This past Saturday, Shout Factory TV held an all-day kaiju marathon, featuring a bunch of Gojira movies, back to back, hosted by the aforementioned August Ragone. Unfortunately, I found out about it Sunday! So, while I didn’t get to watch any of the marathon in progress, I can still see any of the movies that were part of the marathon when I have the time and inclination.
But I was equally pleased to learn that July was the month a couple of Tsuburaya-related classic TV series made it onto Shout Factory TV: “Ultra Q” and “Ultra Seven.” Both are shows that I’d read about and seen photos of but never watched in their original form, as they came out in the 1960s in Japan.
Turns out “Ultra Q” was the predecessor of sorts to all the Ultraman TV shows that followed. Shot in black and white, my take on it is that it was kind of like “The Twilight Zone” in that it didn’t have a set cast and each episode told a fantastical story — but was filled with Tsuburaya’s weird monsters. On Shout Factory TV, the dialogue is in Japanese, not dubbed, and has subtitles in English.
“Ultra Seven,” meantime, is Tsuburaya’s follow-up to “Ultraman.” It came out a few years after “Ultra Q” and is in color. Its audio is also in Japanese, with English subtitles. From what I’ve read, many aficionados of the “Ultra” shows found the stories in “Ultra Seven” to be more nuanced than the stories in the original “Ultraman” shows. Just for my own edification, I’m hoping to watch a few more of these shows whenever I get the time.
(While not related to Tsuburaya directly, there are also a couple of Japanese giant robot anime shows on Shout Factory TV in addition to the Gojira and Ultra shows, such as “Gaiking” and “Danguard Ace,” as well as the sci-fi toon “Starzinger.”)
Whether this was all coincidental or planned, I find it interesting that Google and Shout Factory TV each chose to remember Eiji Tsuburaya at around the same time.
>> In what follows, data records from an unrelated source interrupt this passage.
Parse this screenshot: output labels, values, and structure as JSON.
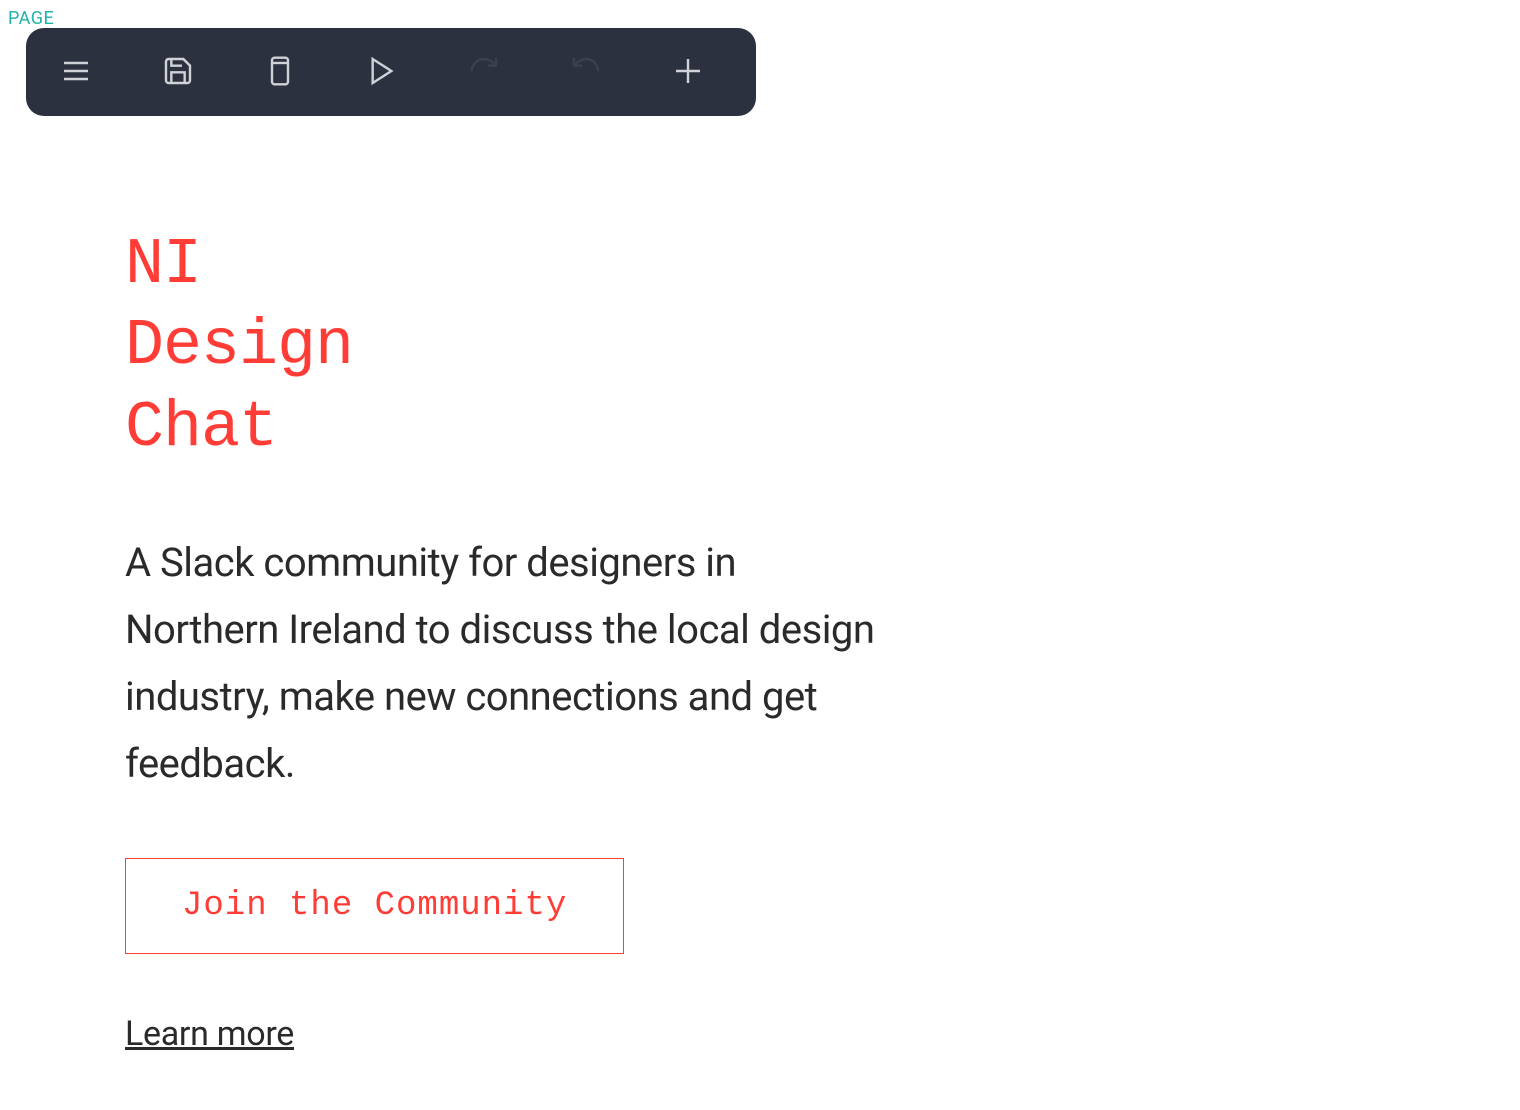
{
  "page_label": "PAGE",
  "toolbar": {
    "icons": [
      "menu",
      "save",
      "mobile",
      "play",
      "redo",
      "undo",
      "plus"
    ]
  },
  "content": {
    "heading_line1": "NI",
    "heading_line2": "Design",
    "heading_line3": "Chat",
    "description": "A Slack community for designers in Northern Ireland to discuss the local design industry, make new connections and get feedback.",
    "join_button_label": "Join the Community",
    "learn_more_label": "Learn more"
  },
  "colors": {
    "accent": "#ff3c36",
    "toolbar_bg": "#2c3140",
    "teal": "#20b2aa",
    "text": "#2a2a2a"
  }
}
Not a bad way to be remembered on one’s 114th birthday.
Until next time, keep your eyes and ears open.
George Toshio Johnston has written this column since 1992 and can be reached at [email protected] The opinions expressed in this column are solely those of the author and do not necessarily reflect policies of this newspaper or any organization or business. Copyright © 2015 by George T. Johnston. All rights reserved.